Record extracts:
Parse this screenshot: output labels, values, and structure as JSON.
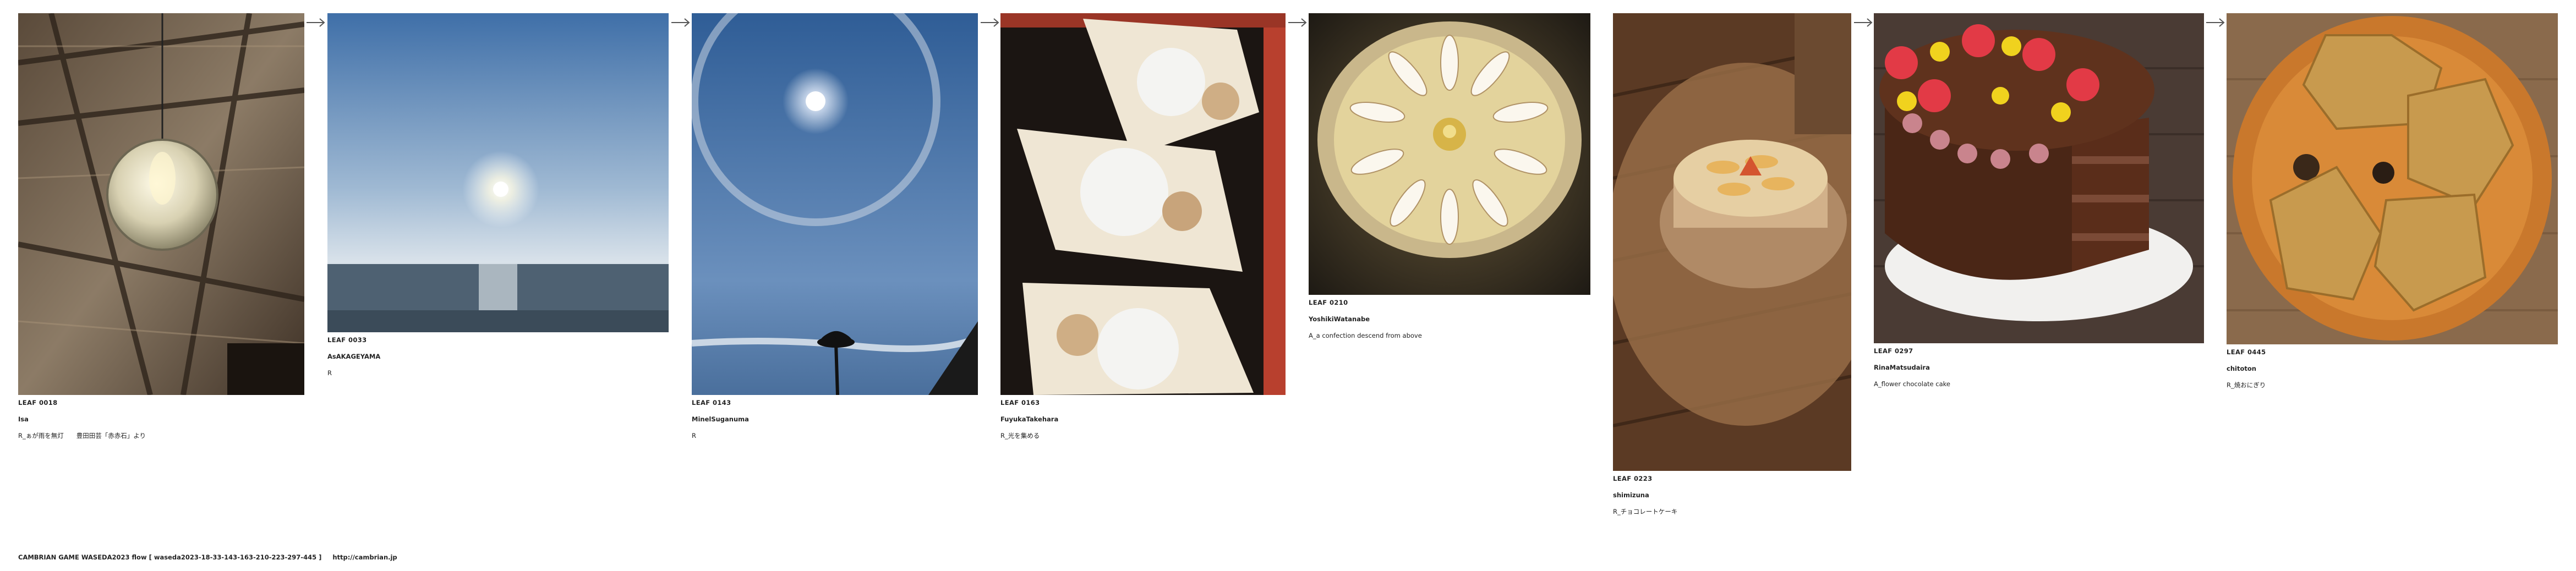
{
  "leaves": [
    {
      "id": "LEAF 0018",
      "author": "Isa",
      "title": "R_ぁが雨を無灯　　豊田田芸「赤赤石」より",
      "image": "attic-lamp"
    },
    {
      "id": "LEAF 0033",
      "author": "AsAKAGEYAMA",
      "title": "R",
      "image": "sea-sunrise"
    },
    {
      "id": "LEAF 0143",
      "author": "MinelSuganuma",
      "title": "R",
      "image": "sun-halo"
    },
    {
      "id": "LEAF 0163",
      "author": "FuyukaTakehara",
      "title": "R_光を集める",
      "image": "white-sweets"
    },
    {
      "id": "LEAF 0210",
      "author": "YoshikiWatanabe",
      "title": "A_a confection descend from above",
      "image": "apple-tart"
    },
    {
      "id": "LEAF 0223",
      "author": "shimizuna",
      "title": "R_チョコレートケーキ",
      "image": "fruit-cake"
    },
    {
      "id": "LEAF 0297",
      "author": "RinaMatsudaira",
      "title": "A_flower chocolate cake",
      "image": "chocolate-cake"
    },
    {
      "id": "LEAF 0445",
      "author": "chitoton",
      "title": "R_焼おにぎり",
      "image": "rice-balls"
    }
  ],
  "footer": {
    "game": "CAMBRIAN GAME  WASEDA2023  flow [ waseda2023-18-33-143-163-210-223-297-445 ]",
    "url": "http://cambrian.jp"
  },
  "colors": {
    "text": "#222222",
    "arrow": "#555555"
  }
}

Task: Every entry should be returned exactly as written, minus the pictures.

Reply to the exercise:
Parse this screenshot: output labels, values, and structure as JSON.
{
  "leaves": [
    {
      "id": "LEAF 0018",
      "author": "Isa",
      "title": "R_ぁが雨を無灯　　豊田田芸「赤赤石」より",
      "image": "attic-lamp"
    },
    {
      "id": "LEAF 0033",
      "author": "AsAKAGEYAMA",
      "title": "R",
      "image": "sea-sunrise"
    },
    {
      "id": "LEAF 0143",
      "author": "MinelSuganuma",
      "title": "R",
      "image": "sun-halo"
    },
    {
      "id": "LEAF 0163",
      "author": "FuyukaTakehara",
      "title": "R_光を集める",
      "image": "white-sweets"
    },
    {
      "id": "LEAF 0210",
      "author": "YoshikiWatanabe",
      "title": "A_a confection descend from above",
      "image": "apple-tart"
    },
    {
      "id": "LEAF 0223",
      "author": "shimizuna",
      "title": "R_チョコレートケーキ",
      "image": "fruit-cake"
    },
    {
      "id": "LEAF 0297",
      "author": "RinaMatsudaira",
      "title": "A_flower chocolate cake",
      "image": "chocolate-cake"
    },
    {
      "id": "LEAF 0445",
      "author": "chitoton",
      "title": "R_焼おにぎり",
      "image": "rice-balls"
    }
  ],
  "footer": {
    "game": "CAMBRIAN GAME  WASEDA2023  flow [ waseda2023-18-33-143-163-210-223-297-445 ]",
    "url": "http://cambrian.jp"
  },
  "colors": {
    "text": "#222222",
    "arrow": "#555555"
  }
}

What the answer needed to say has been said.